JEFFERSON CITY, Mo. – The Senate President Pro Tem has a few thoughts towards “fixing” the St. Louis region, and it might leave a bad taste in the mouths of more than a few.
In an interview with St. Louis Public Radio’s Jason Rosenbaum a few weeks back, Sen. Ron Richard, R-Joplin, suggested some changes to the area, particularly through the combining of the City of St. Louis and St. Louis County or merging municipalities.
“St. Louis keeps getting in the way of themselves,” Richard said. “They have a governance in St. Louis City that’s – I mean, they have an entrenched bureaucracy that keeps them from functioning in my mind. The county has all of these municipalities and these little bitty fiefdoms. Someday, guys like me from rural Missouri are going to say ‘enough is enough, you guys are out of money, keep passing taxes – I think that’s not in the best interest of Missouri, so we’re going to have to start merging municipalities, fire districts, police district public safety, merge county and city, sell Lambert Field, take the $2-3 billion and do infrastructure in the city.’
“But you gotta protect it because St. Louis will probably figure out a way to spend the money on a bunch of umbrellas and stuff, the way they have, with a history of money spending in the past. If it’s up to me, in my last year up here, we’re probably going to take a look at that. If St. Louis wants to thrive… the population is going south, the education system in the city is going south, the transportation and airport is going south. They continue doing the same things politically in the city as they’ve always done…I’m of a mind let’s change a little of those things, let’s shake things up.”

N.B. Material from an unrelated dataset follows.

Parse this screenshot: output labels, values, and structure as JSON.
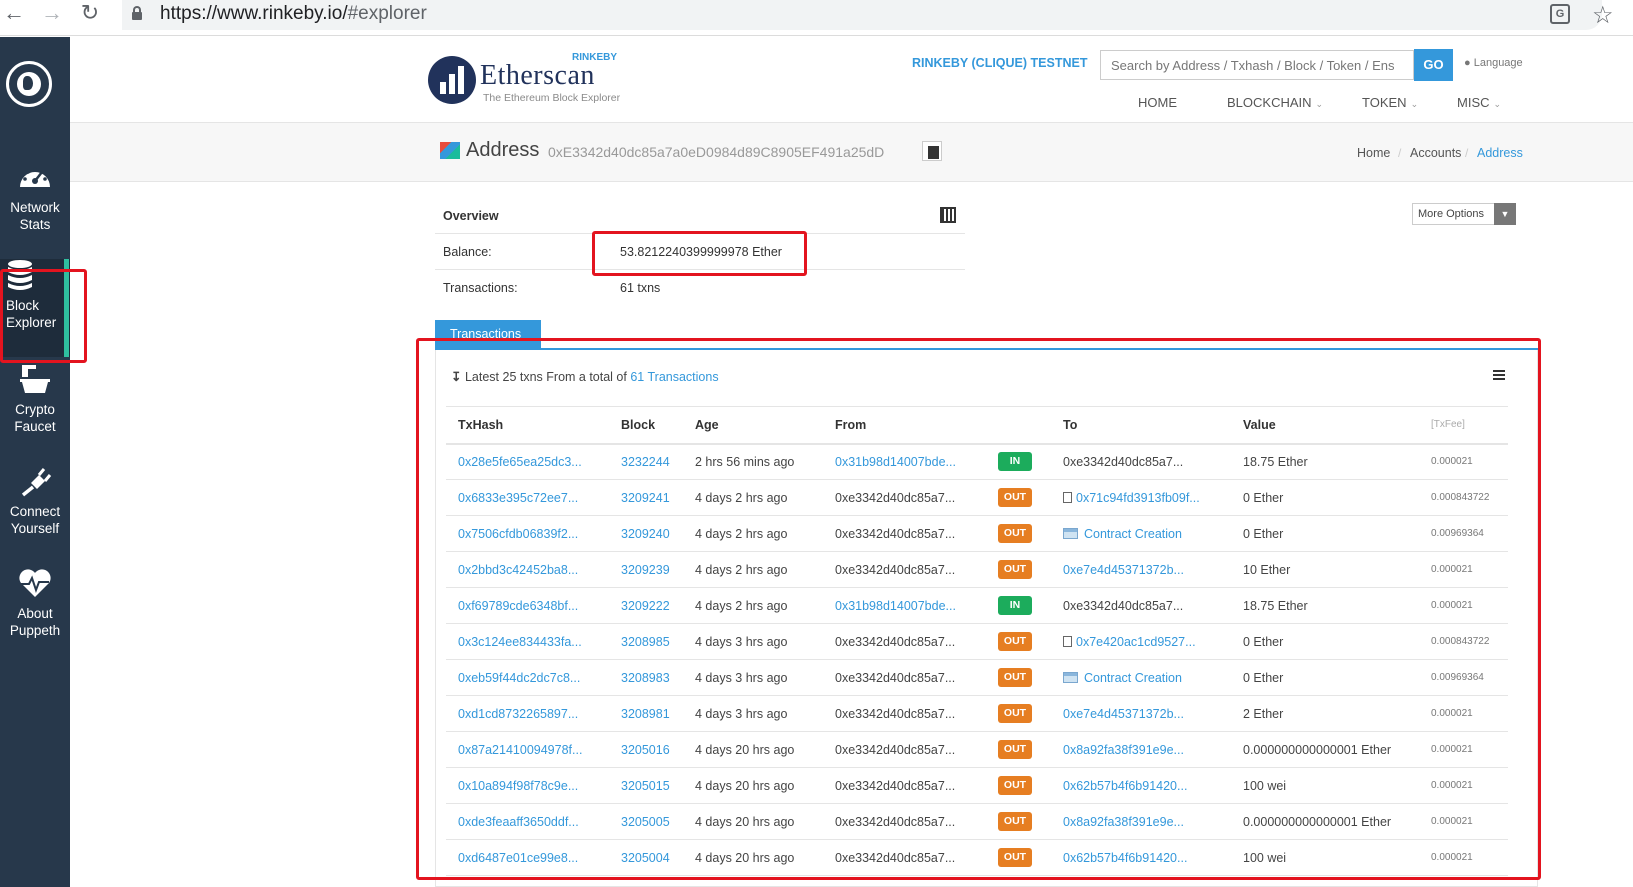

— Jason Rosenbaum (@jrosenbaum) May 15, 2017
But the idea of that kind of consolidation efforts has been met with mixed reactions. While some acknowledge that maybe a proverbial “pruning” might help, others call the idea a heavy-handed measure, saying it forces the consolidation efforts on the people.
Sen. Jill Schupp, D-St. Louis, says the idea of re-entry for the City of St. Louis could have a number of different effects. She says that she would like to see a dialogue started, but is concerned about it coming from the legislature.
“I just think we need to get the dialogue going in our communities because the effect of what we do can have ramifications statewide,” Schupp said. “But I really see this as a regional issue, and I think that the decision and the way that we go forward or do not go forward needs to come out of citizen involvement and education. I’m a little concerned about having this go to the legislature to make a decision before the areas have really determined what is in our best interest for the areas and the state as a whole.
“Most big cities that are successful are not as divided as we are,” Schupp continued. “But I want to remind you that we are so unique in so many other ways, because in St. Louis County with our 91 municipalities, we’re broken up in a lot of ways. I think that the hope when people talk about joining together is that the best parts of the city and the county come together, that there are some economic savings from not having different government functions within the county, municipalities, and St. Louis County and St. Louis City. The sharing of services – those are some ideas that have happened from municipality to municipality in the county as a way to save dollars, and I think that those kinds of advantages could occur.”
She also says that after a time, people might even forget that the two were ever divided and begin looking out for each other as a region.
Sen. Jacob Hummel agreed with Schupp, saying there’s a path to re-entering the county, as long as it’s done the correct way. He said he’s talked with Sen. Richard about the issue during the legislative session this past spring and says the idea is to get a conversation going rather than force the measure with the legislature.
“We talk a lot about St. Louis City merging with St. Louis County, but the fact is that St. Louis County has an even more fractured form of government than St. Louis City,” he said. “Some of these municipalities exist only on paper, and it doesn’t make any sense.”
He says that the goal should be to maintain the offices that do a good job and still maintain the level of services being offered while seeking a more fiscally-responsible way to conserve revenue. His hope is that by starting the conversation, it could lead to the usage of a task force or committee to investigate the best possible ways to make the merger.
Sen. Andrew Koenig, R-Kirkwood, says that he’s against the idea of a city-county merger.
“I think bringing the city problems into the county is problematic,” he said. “What I’m concerned about is higher taxes for my constituents, or bringing on debt that the city might have. I’m not saying that a merger would guarantee that those taxes would be brought into the county, but I don’t want the county to be responsible for any of the debt that the city might have. But when it comes to consolidation of other governments in St. Louis County, like municipalities, fire districts, I think there’s some validity to that.”
He says that one of the issues would be for franchised businesses, as different rules and regulations would affect how they function.
One thing is clear, though. Each senator said they are open to discussion, even Koenig. He says that he’d have to see a benefit for his constituents, but is always open to having conversations and see if there’s any common ground.
However, the Missouri Constitution would require any proposal seeking to combine the city and county to be decided by city and county voters, and only those voters.
That’s not to say that lawmakers couldn’t try to put a city-county union proposal on the statewide ballot. In the end, it all depends on what the legislature tries – or doesn’t try – in the next legislative session.